Dividends are heading for the worst year in six decades. S&P estimates that dividends for the S&P 500 companies will be 13% lower in 2009, the biggest decline in six decades. 62 companies in the S&P 500 cut dividends last year, 5 times the number of those cutting in the previous 5 years. The 13% drop is considered an optimistic estimate; other estimates are predicting the decline could be as much as 20%.
Corporate profits have plunged if not disappeared entirely in recent times. Quarterly corporate profits have dropped quarter after quarter in the last two years and that trend is expected to continue in 2009. Meanwhile, borrowing costs rose (assuming money can be borrowed). Conserving money in these times has taken on a new sense of urgency. Dividend cuts follow along after the constant flow of stories about employee layoffs, salary cuts, bonuses eliminated, etc. Tuesday, JP Morgan (NYSE:JPM) cut its dividend to a nickel per quarter & US Bancorp (NYSE:USB), the last bank on the Dividend Aristocrat list, is at the top of the list for upcoming dividend cuts.
Financial companies, especially banks, are prominent on the list of companies cutting dividends and other companies are following along. In the last month, S&P 500 Dividend Aristocrats cutting their dividends include: Pfizer (NYSE:PFE), State Street Corp (NYSE:STT) and Masco (NYSE:MAS). To be included in this elite group, S&P 500 companies need a minimum track record of paying consecutive higher dividends for 25 consecutive years. General Electric (NYSE:GE), Dow stock & Dividend Aristocrat, has a 13+% yield as the market is pricing in a dividend cut despite numerous reassurances by the CEO.

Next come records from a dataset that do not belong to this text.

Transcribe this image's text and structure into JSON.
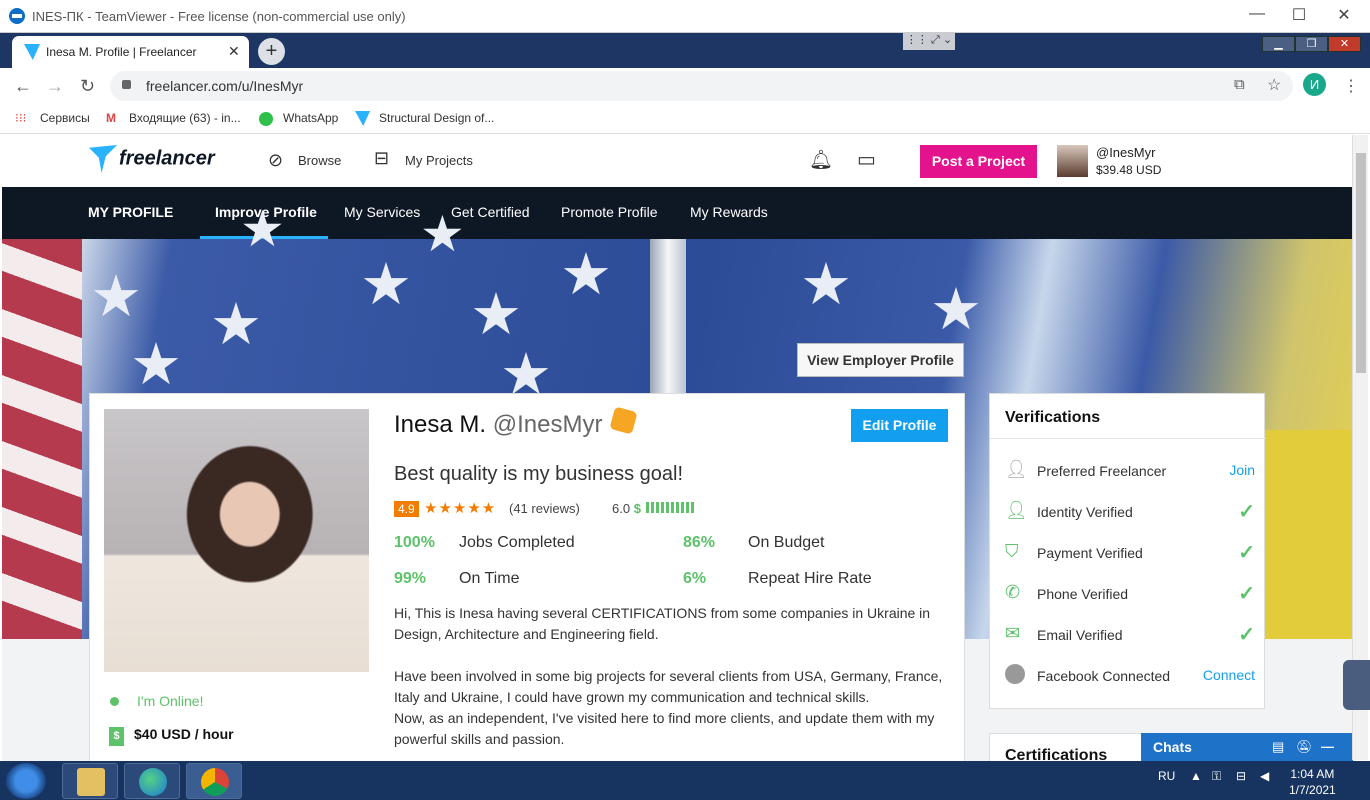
{
  "teamviewer": {
    "title": "INES-ПК - TeamViewer - Free license (non-commercial use only)"
  },
  "browser": {
    "tab_title": "Inesa M. Profile | Freelancer",
    "url": "freelancer.com/u/InesMyr",
    "profile_initial": "И"
  },
  "bookmarks": [
    {
      "label": "Сервисы"
    },
    {
      "label": "Входящие (63) - in..."
    },
    {
      "label": "WhatsApp"
    },
    {
      "label": "Structural Design of..."
    }
  ],
  "header": {
    "logo": "freelancer",
    "browse": "Browse",
    "my_projects": "My Projects",
    "post_project": "Post a Project",
    "username": "@InesMyr",
    "balance": "$39.48 USD"
  },
  "subnav": {
    "my_profile": "MY PROFILE",
    "items": [
      "Improve Profile",
      "My Services",
      "Get Certified",
      "Promote Profile",
      "My Rewards"
    ]
  },
  "banner": {
    "view_employer": "View Employer Profile"
  },
  "profile": {
    "name": "Inesa M.",
    "handle": "@InesMyr",
    "edit": "Edit Profile",
    "tagline": "Best quality is my business goal!",
    "rating": "4.9",
    "stars": "★★★★★",
    "reviews": "(41 reviews)",
    "score": "6.0",
    "score_symbol": "$",
    "stats": [
      {
        "pct": "100%",
        "label": "Jobs Completed"
      },
      {
        "pct": "86%",
        "label": "On Budget"
      },
      {
        "pct": "99%",
        "label": "On Time"
      },
      {
        "pct": "6%",
        "label": "Repeat Hire Rate"
      }
    ],
    "bio": [
      "Hi, This is Inesa having several CERTIFICATIONS from some companies in Ukraine in Design, Architecture and Engineering field.",
      "Have been involved in some big projects for several clients from USA, Germany, France, Italy and Ukraine, I could have grown my communication and technical skills.",
      "Now, as an independent, I've visited here to find more clients, and update them with my powerful skills and passion."
    ],
    "online": "I'm Online!",
    "hourly": "$40 USD / hour",
    "hourly_icon": "$"
  },
  "verifications": {
    "title": "Verifications",
    "rows": [
      {
        "label": "Preferred Freelancer",
        "action": "Join",
        "icon": "star-user-icon"
      },
      {
        "label": "Identity Verified",
        "action": "✓",
        "icon": "user-icon"
      },
      {
        "label": "Payment Verified",
        "action": "✓",
        "icon": "shield-dollar-icon"
      },
      {
        "label": "Phone Verified",
        "action": "✓",
        "icon": "phone-icon"
      },
      {
        "label": "Email Verified",
        "action": "✓",
        "icon": "mail-icon"
      },
      {
        "label": "Facebook Connected",
        "action": "Connect",
        "icon": "facebook-icon"
      }
    ]
  },
  "certifications": {
    "title": "Certifications"
  },
  "chats": {
    "label": "Chats"
  },
  "taskbar": {
    "lang": "RU",
    "time": "1:04 AM",
    "date": "1/7/2021"
  }
}
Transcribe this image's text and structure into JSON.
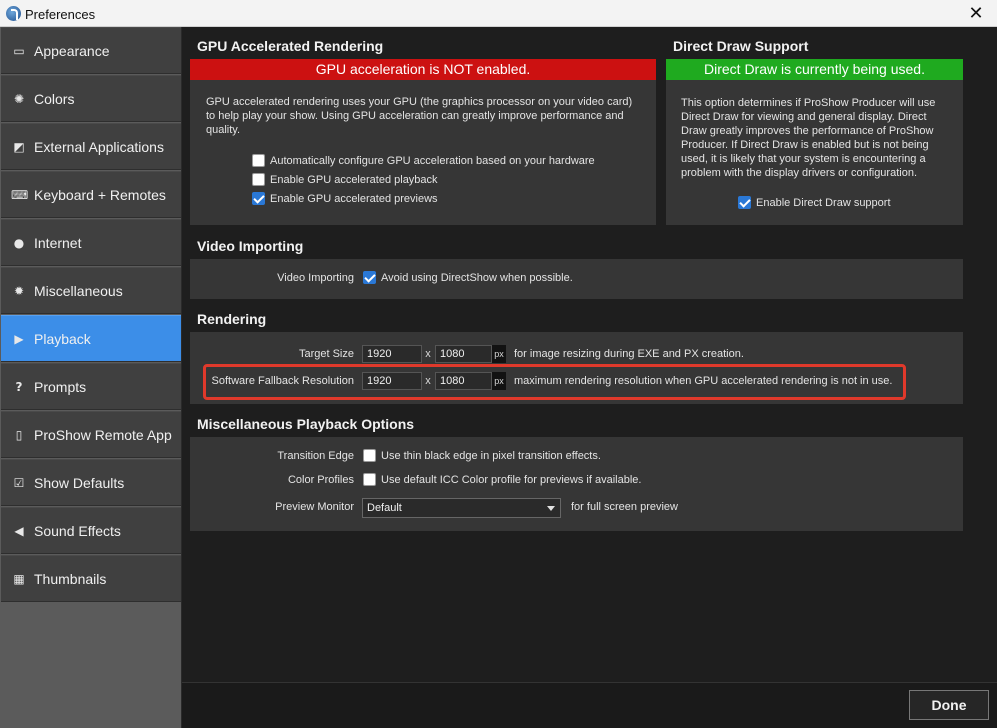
{
  "window": {
    "title": "Preferences",
    "close_glyph": "✕"
  },
  "sidebar": {
    "items": [
      {
        "label": "Appearance",
        "icon": "window-icon",
        "glyph": "▭"
      },
      {
        "label": "Colors",
        "icon": "palette-icon",
        "glyph": "✺"
      },
      {
        "label": "External Applications",
        "icon": "external-window-icon",
        "glyph": "◩"
      },
      {
        "label": "Keyboard + Remotes",
        "icon": "keyboard-icon",
        "glyph": "⌨"
      },
      {
        "label": "Internet",
        "icon": "globe-icon",
        "glyph": "●"
      },
      {
        "label": "Miscellaneous",
        "icon": "gear-icon",
        "glyph": "✹"
      },
      {
        "label": "Playback",
        "icon": "play-icon",
        "glyph": "▶"
      },
      {
        "label": "Prompts",
        "icon": "question-icon",
        "glyph": "?"
      },
      {
        "label": "ProShow Remote App",
        "icon": "remote-icon",
        "glyph": "▯"
      },
      {
        "label": "Show Defaults",
        "icon": "checkbox-icon",
        "glyph": "☑"
      },
      {
        "label": "Sound Effects",
        "icon": "speaker-icon",
        "glyph": "◀"
      },
      {
        "label": "Thumbnails",
        "icon": "thumbnail-icon",
        "glyph": "▦"
      }
    ],
    "active_index": 6
  },
  "gpu": {
    "title": "GPU Accelerated Rendering",
    "status": "GPU acceleration is NOT enabled.",
    "status_color": "#cc1111",
    "description": "GPU accelerated rendering uses your GPU (the graphics processor on your video card) to help play your show. Using GPU acceleration can greatly improve performance and quality.",
    "options": [
      {
        "label": "Automatically configure GPU acceleration based on your hardware",
        "checked": false
      },
      {
        "label": "Enable GPU accelerated playback",
        "checked": false
      },
      {
        "label": "Enable GPU accelerated previews",
        "checked": true
      }
    ]
  },
  "direct_draw": {
    "title": "Direct Draw Support",
    "status": "Direct Draw is currently being used.",
    "status_color": "#1faa1f",
    "description": "This option determines if ProShow Producer will use Direct Draw for viewing and general display. Direct Draw greatly improves the performance of ProShow Producer. If Direct Draw is enabled but is not being used, it is likely that your system is encountering a problem with the display drivers or configuration.",
    "option": {
      "label": "Enable Direct Draw support",
      "checked": true
    }
  },
  "video_importing": {
    "title": "Video Importing",
    "row_label": "Video Importing",
    "option": {
      "label": "Avoid using DirectShow when possible.",
      "checked": true
    }
  },
  "rendering": {
    "title": "Rendering",
    "target": {
      "label": "Target Size",
      "width": "1920",
      "height": "1080",
      "x": "x",
      "unit": "px",
      "note": "for image resizing during EXE and PX creation."
    },
    "fallback": {
      "label": "Software Fallback Resolution",
      "width": "1920",
      "height": "1080",
      "x": "x",
      "unit": "px",
      "note": "maximum rendering resolution when GPU accelerated rendering is not in use."
    },
    "highlight_color": "#e0392b"
  },
  "misc_playback": {
    "title": "Miscellaneous Playback Options",
    "transition": {
      "label": "Transition Edge",
      "option": "Use thin black edge in pixel transition effects.",
      "checked": false
    },
    "color_profiles": {
      "label": "Color Profiles",
      "option": "Use default ICC Color profile for previews if available.",
      "checked": false
    },
    "preview_monitor": {
      "label": "Preview Monitor",
      "value": "Default",
      "note": "for full screen preview"
    }
  },
  "footer": {
    "done_label": "Done"
  },
  "colors": {
    "accent": "#3c8ee8",
    "panel": "#363636",
    "background": "#1e1e1e"
  }
}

The S&P 500 Dividend Aristocrat group is an excellent place to look for investments, especially in these troubled times. But extra care is needed because of the many dividend cuts that were already (or will be) announced. But in that group, as well as outside the group, many will persevere and will continue paying dividends without cuts. Last week, Coca Cola (NYSE:KO), a Dow stock and Dividend Aristocrat, which I've had in my IRA for a number of years, increased their dividend, extending their streak to 47 consecutive years of higher dividends. A long track record of dividend increases does not guarantee the future (i.e. Masco). However, when a company has a proven track record of paying dividends along with good earnings coverage, an investment should generate a profitable holding during these times. The annual yields on strong companies are considerably higher than the nominal 1% (or less) earned on money market deposits, making it easier to endure a sideways or declining stock market in the coming months.
Disclosure: Long KO.